Are there any built in command-line tools that I can encrypt and decrypt a text file (and provide it some sort of password).
1Built in = comes with the Mac, pre-installed?– wizlogDec 21, 2011 at 21:02
openssl comes pre-installed on Mac OS X.
You can use the following commands:
# encrypt file.txt to file.enc using 256-bit AES in CBC mode openssl enc -aes-256-cbc -salt -in file.txt -out file.enc # the same, only the output is base64 encoded for, e.g., e-mail openssl enc -aes-256-cbc -a -salt -in file.txt -out file.enc # decrypt binary file.enc openssl enc -d -aes-256-cbc -in file.enc -out file.txt # decrypt base64-encoded version openssl enc -d -aes-256-cbc -a -in file.enc -out file.txt
(copied from OpenSSL Command-Line HOWTO: How do I simply encrypt a file?)
You will be prompted for a password. You can also specify a password on the command-line using
-pass pass:mySillyPassword or
These commands use 256-bit AES ecryption with Cipher Block Chaining (CBC), which is about as secure as it gets right now.
1where do you enter your password? Jan 10, 2012 at 22:38
4Once you executed any of the above
opensslcommands, it asks you to
enter aes-256-cbc encryption password. Jan 10, 2012 at 23:45
2@codecompleting Or specify
-pass pass:MYSECRETPASSWORD, although the password is then of course not hidden from
ps, etc. Nov 10, 2014 at 5:05
2@Wildcard Yes, the salt (actually, initialization vector) gets stored with the ciphertext in the encrypted file. Apr 20, 2016 at 1:40
1@KolobCanyon Encryption is never lossy. By definition, it requires being able to decrypt the ciphertext to restore the original plaintext. Just don't forget the key. Jan 1, 2017 at 16:42
I've built a shell script for that. You can use it on Mac or on Linux.
#!/bin/bash #encrypt files with aes-256-cbc cipher using openssl #encrypt files if [ $1 == "-e" ]; then if [ -f "$2" ]; then openssl aes-256-cbc -a -e -salt -in "$2" -out "$2.aes" else echo "This file does not exist!" fi #decrypt files elif [ $1 == "-d" ]; then if [ -f "$2" ]; then openssl aes-256-cbc -a -d -salt -in "$2" -out "$2.decrypt" else echo "This file does not exist!" fi #show help elif [ $1 == "--help" ]; then echo "This software uses openssl for encrypting files with the aes-256-cbc cipher" echo "Usage for encrypting: ./encrypt -e [file]" echo "Usage for decrypting: ./encrypt -d [file]" else echo "This action does not exist!" echo "Use ./encrypt --help to show help." fi
Simply save this in a text file in issue chmod +x file to make it executable. after that use ./filename --help to get infos.

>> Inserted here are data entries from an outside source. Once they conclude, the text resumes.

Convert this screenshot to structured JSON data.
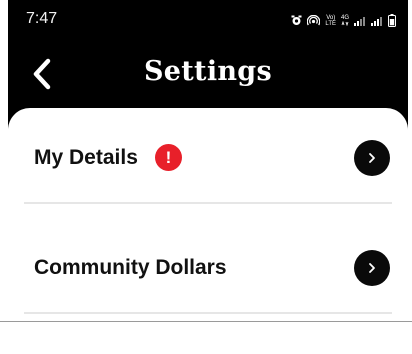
{
  "status_bar": {
    "time": "7:47",
    "network_top": "Vo)",
    "network_bottom": "LTE",
    "signal_label": "4G"
  },
  "header": {
    "title": "Settings",
    "back_icon": "chevron-left-icon"
  },
  "settings": {
    "items": [
      {
        "label": "My Details",
        "badge": "!",
        "badge_color": "#e8202a"
      },
      {
        "label": "Community Dollars"
      }
    ]
  },
  "colors": {
    "background": "#000000",
    "card": "#ffffff",
    "accent_alert": "#e8202a"
  }
}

2Needless use of
-awill needlessly bloat the output file. Nov 10, 2014 at 5:00
Mac OS X has the ability to create encrypted container files (similar to e.g. Truecrypt), that can optionally grow with the amount of data placed in them. Use Disk Utility to do this.
In Disk Utility, select File » New » Blank Disk Image… with one of the sparse image formats. Select AES-128 or AES-256 as encryption.
From the command line, the same functionality is available via the
A bit overkill for a single text file intended for command line access, isn't it? Can you open the file later via Linux et. al.?– WildcardApr 20, 2016 at 1:17
@Wildcard Possibly (scope has a tendency to change); and no, but wasn't part of the question.– Daniel Beck ♦Apr 20, 2016 at 6:18
@DanielBeck, output bit identical as Ans1?– PacerierMar 7, 2019 at 17:52